§ Source data:
____

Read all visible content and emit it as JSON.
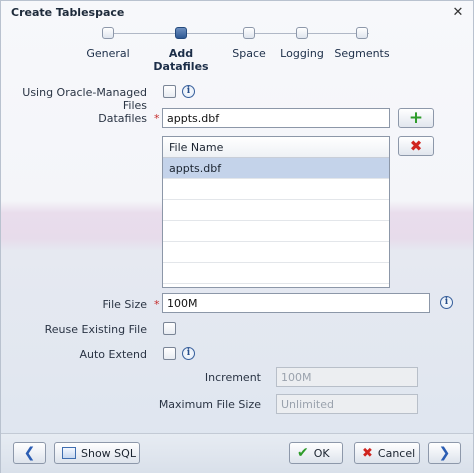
{
  "window": {
    "title": "Create Tablespace",
    "close_glyph": "✕"
  },
  "train": {
    "steps": [
      {
        "label": "General",
        "active": false
      },
      {
        "label": "Add Datafiles",
        "active": true
      },
      {
        "label": "Space",
        "active": false
      },
      {
        "label": "Logging",
        "active": false
      },
      {
        "label": "Segments",
        "active": false
      }
    ]
  },
  "form": {
    "omf_label": "Using Oracle-Managed Files",
    "datafiles_label": "Datafiles",
    "datafiles_value": "appts.dbf",
    "required_mark": "*",
    "file_size_label": "File Size",
    "file_size_value": "100M",
    "reuse_label": "Reuse Existing File",
    "auto_extend_label": "Auto Extend",
    "increment_label": "Increment",
    "increment_value": "100M",
    "max_size_label": "Maximum File Size",
    "max_size_value": "Unlimited",
    "info_glyph": "i"
  },
  "table": {
    "header": "File Name",
    "rows": [
      "appts.dbf",
      "",
      "",
      "",
      "",
      "",
      ""
    ]
  },
  "toolbar": {
    "add_glyph": "+",
    "remove_glyph": "✖"
  },
  "footer": {
    "back_glyph": "❮",
    "show_sql_label": "Show SQL",
    "ok_label": "OK",
    "ok_glyph": "✔",
    "cancel_label": "Cancel",
    "cancel_glyph": "✖",
    "next_glyph": "❯"
  },
  "colors": {
    "accent": "#2f5a94",
    "required": "#c52b2b",
    "add": "#2e9c2a",
    "remove": "#d0251f",
    "selection": "#c4d3ea"
  }
}
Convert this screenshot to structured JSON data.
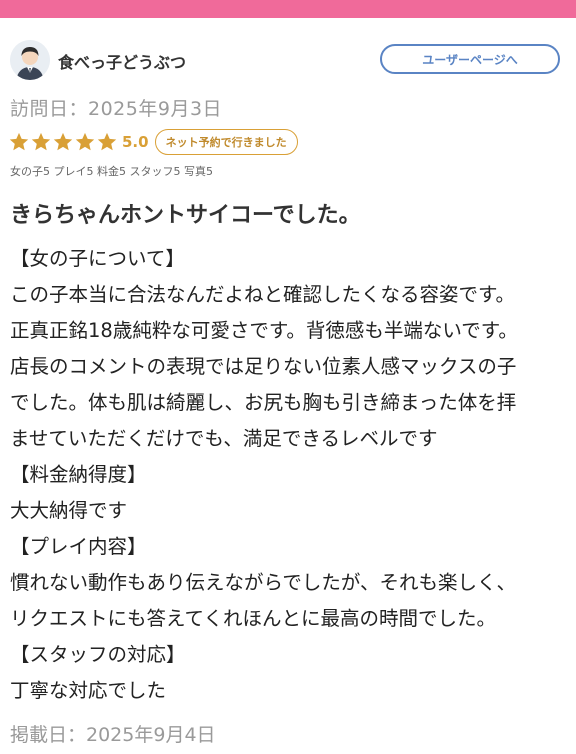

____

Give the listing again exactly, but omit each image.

Read all visible content and emit it as JSON.
{
  "window": {
    "title": "Create Tablespace",
    "close_glyph": "✕"
  },
  "train": {
    "steps": [
      {
        "label": "General",
        "active": false
      },
      {
        "label": "Add Datafiles",
        "active": true
      },
      {
        "label": "Space",
        "active": false
      },
      {
        "label": "Logging",
        "active": false
      },
      {
        "label": "Segments",
        "active": false
      }
    ]
  },
  "form": {
    "omf_label": "Using Oracle-Managed Files",
    "datafiles_label": "Datafiles",
    "datafiles_value": "appts.dbf",
    "required_mark": "*",
    "file_size_label": "File Size",
    "file_size_value": "100M",
    "reuse_label": "Reuse Existing File",
    "auto_extend_label": "Auto Extend",
    "increment_label": "Increment",
    "increment_value": "100M",
    "max_size_label": "Maximum File Size",
    "max_size_value": "Unlimited",
    "info_glyph": "i"
  },
  "table": {
    "header": "File Name",
    "rows": [
      "appts.dbf",
      "",
      "",
      "",
      "",
      "",
      ""
    ]
  },
  "toolbar": {
    "add_glyph": "+",
    "remove_glyph": "✖"
  },
  "footer": {
    "back_glyph": "❮",
    "show_sql_label": "Show SQL",
    "ok_label": "OK",
    "ok_glyph": "✔",
    "cancel_label": "Cancel",
    "cancel_glyph": "✖",
    "next_glyph": "❯"
  },
  "colors": {
    "accent": "#2f5a94",
    "required": "#c52b2b",
    "add": "#2e9c2a",
    "remove": "#d0251f",
    "selection": "#c4d3ea"
  }
}
Convert this screenshot to structured JSON data.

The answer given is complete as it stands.